Image Sitemaps: I have explained the importance of having an optimized XML sitemap in a previous post but you can further enrich your sitemap to provide information about your post images or use a dedicated image sitemap.

If you use Yoast SEO to generate your XML sitemap, then images are already included. If you want a separate image sitemap file, you can use this plugin.

You can check your Google search console (option SITEMAPS under CRAWL) to see how many images from your website are included in Google index.

How to SEO your Videos

Besides images, the next popular visual element is videos. People like to watch videos instead of reading text and it’s no wonder that YouTube is the second largest search engine in the World.

In the context of this article, I will explain how to SEO videos you add to your WordPress website and not on YouTube or any other service.

Similar to images, Videos have their own schema markup and sitemap format. Both are essential in helping Google understand what your video is about so that it is indexed properly and a candidate for higher rankings.

The most reliable plugin for creating the schema and also the video sitemap is the Video SEO plugin by Yoast.

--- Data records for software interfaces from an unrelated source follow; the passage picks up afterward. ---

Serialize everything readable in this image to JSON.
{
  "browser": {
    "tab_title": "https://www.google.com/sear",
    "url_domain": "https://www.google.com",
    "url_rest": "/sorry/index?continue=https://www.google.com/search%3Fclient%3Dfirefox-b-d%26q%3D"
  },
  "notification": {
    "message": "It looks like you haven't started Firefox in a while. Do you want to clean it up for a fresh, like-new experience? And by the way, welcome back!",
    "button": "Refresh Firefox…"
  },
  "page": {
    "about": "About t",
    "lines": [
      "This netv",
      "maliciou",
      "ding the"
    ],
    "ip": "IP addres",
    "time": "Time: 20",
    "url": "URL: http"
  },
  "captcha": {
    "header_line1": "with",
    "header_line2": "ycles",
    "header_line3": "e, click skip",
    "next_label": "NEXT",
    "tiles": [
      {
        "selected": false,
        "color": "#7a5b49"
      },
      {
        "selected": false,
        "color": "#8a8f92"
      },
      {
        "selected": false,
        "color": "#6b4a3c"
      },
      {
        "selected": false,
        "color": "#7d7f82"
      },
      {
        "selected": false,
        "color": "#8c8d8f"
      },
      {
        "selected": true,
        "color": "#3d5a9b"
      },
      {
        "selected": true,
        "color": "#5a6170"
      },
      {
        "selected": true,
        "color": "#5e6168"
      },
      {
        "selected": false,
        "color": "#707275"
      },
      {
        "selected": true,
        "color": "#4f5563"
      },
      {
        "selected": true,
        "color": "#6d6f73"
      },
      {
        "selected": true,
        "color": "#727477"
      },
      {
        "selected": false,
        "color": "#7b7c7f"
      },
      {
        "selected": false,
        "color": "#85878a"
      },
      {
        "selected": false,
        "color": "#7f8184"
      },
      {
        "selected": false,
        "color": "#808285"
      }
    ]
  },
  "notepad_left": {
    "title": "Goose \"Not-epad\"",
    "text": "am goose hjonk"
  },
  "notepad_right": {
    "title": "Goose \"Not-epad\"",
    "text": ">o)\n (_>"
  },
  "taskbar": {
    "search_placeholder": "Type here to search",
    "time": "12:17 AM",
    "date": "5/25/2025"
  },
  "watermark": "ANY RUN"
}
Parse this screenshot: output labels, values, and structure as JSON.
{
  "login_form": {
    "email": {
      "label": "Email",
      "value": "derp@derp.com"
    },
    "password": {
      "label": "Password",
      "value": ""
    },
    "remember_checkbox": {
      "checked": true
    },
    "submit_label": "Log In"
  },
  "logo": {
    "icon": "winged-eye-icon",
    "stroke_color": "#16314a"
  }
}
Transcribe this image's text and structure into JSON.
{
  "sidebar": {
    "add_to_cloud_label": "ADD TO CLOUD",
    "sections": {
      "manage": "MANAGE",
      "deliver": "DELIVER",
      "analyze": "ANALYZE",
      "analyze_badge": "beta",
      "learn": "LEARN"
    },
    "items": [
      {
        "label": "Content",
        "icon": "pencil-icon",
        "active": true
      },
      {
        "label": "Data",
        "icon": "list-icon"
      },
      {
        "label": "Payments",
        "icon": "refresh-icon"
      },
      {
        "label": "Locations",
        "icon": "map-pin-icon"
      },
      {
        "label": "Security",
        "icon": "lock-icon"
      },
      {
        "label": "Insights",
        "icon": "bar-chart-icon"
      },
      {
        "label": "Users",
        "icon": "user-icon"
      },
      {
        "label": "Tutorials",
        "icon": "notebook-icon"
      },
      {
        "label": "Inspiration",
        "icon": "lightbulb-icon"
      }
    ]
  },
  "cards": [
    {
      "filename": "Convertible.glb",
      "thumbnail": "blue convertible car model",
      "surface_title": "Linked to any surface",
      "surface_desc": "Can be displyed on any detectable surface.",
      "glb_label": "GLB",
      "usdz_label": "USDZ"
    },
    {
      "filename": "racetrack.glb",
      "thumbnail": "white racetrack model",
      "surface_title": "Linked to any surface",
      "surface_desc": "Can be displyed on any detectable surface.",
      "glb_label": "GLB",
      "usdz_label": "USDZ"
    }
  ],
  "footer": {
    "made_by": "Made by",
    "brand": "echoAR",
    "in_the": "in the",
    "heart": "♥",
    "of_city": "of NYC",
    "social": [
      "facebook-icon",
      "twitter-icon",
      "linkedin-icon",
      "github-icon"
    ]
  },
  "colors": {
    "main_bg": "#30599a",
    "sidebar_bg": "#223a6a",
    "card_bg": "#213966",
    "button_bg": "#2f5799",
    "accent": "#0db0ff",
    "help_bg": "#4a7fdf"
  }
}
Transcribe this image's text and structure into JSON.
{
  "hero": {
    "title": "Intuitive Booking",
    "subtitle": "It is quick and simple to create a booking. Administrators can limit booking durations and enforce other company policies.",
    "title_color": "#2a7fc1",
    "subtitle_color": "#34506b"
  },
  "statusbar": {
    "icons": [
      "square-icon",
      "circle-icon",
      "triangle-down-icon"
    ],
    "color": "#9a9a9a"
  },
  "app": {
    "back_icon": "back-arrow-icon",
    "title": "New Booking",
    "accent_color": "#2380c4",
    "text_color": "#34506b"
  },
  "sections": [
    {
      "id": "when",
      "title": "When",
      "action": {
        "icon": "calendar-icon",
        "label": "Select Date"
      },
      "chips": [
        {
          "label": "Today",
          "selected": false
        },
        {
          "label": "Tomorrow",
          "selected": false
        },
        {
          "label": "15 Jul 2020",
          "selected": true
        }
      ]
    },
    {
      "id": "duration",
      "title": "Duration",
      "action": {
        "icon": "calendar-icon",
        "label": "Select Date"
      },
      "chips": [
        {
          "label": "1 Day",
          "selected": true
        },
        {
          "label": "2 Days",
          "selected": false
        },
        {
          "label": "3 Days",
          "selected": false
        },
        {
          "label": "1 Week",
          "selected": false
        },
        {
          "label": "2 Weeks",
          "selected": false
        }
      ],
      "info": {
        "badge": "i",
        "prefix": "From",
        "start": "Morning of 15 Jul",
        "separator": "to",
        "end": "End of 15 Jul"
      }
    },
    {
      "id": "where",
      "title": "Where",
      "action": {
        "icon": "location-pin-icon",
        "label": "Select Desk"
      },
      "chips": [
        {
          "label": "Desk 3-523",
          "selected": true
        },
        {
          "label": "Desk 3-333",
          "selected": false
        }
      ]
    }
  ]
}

It’s not a free plugin but it’s one of the best plugins that can do both tasks efficiently and easy.

What you can do for better results is to make sure that:

  • You use meaningful titles and descriptions in the video related tags. Don’t forget that these are the tags that search engines will use to understand what your video is about. Titles and descriptions have to be unique for each and every video you add on your website.

  • Specify a location for the video thumbnail, making sure that the size is at least 160×90. The thumbnail may be used in the search results together with the other information about your video.

  • Create a dedicated page for each of your videos. The page should have the proper schema markup.

  • Check your robots.txt and make sure that Google can access the videos.

  • Check the video expiry date and make sure that this is not in the past.

  • Once you submit your video sitemap, login to your Google Search Console and check if there are any problems with the indexing of videos.

For more details,let’s meet inside !

More from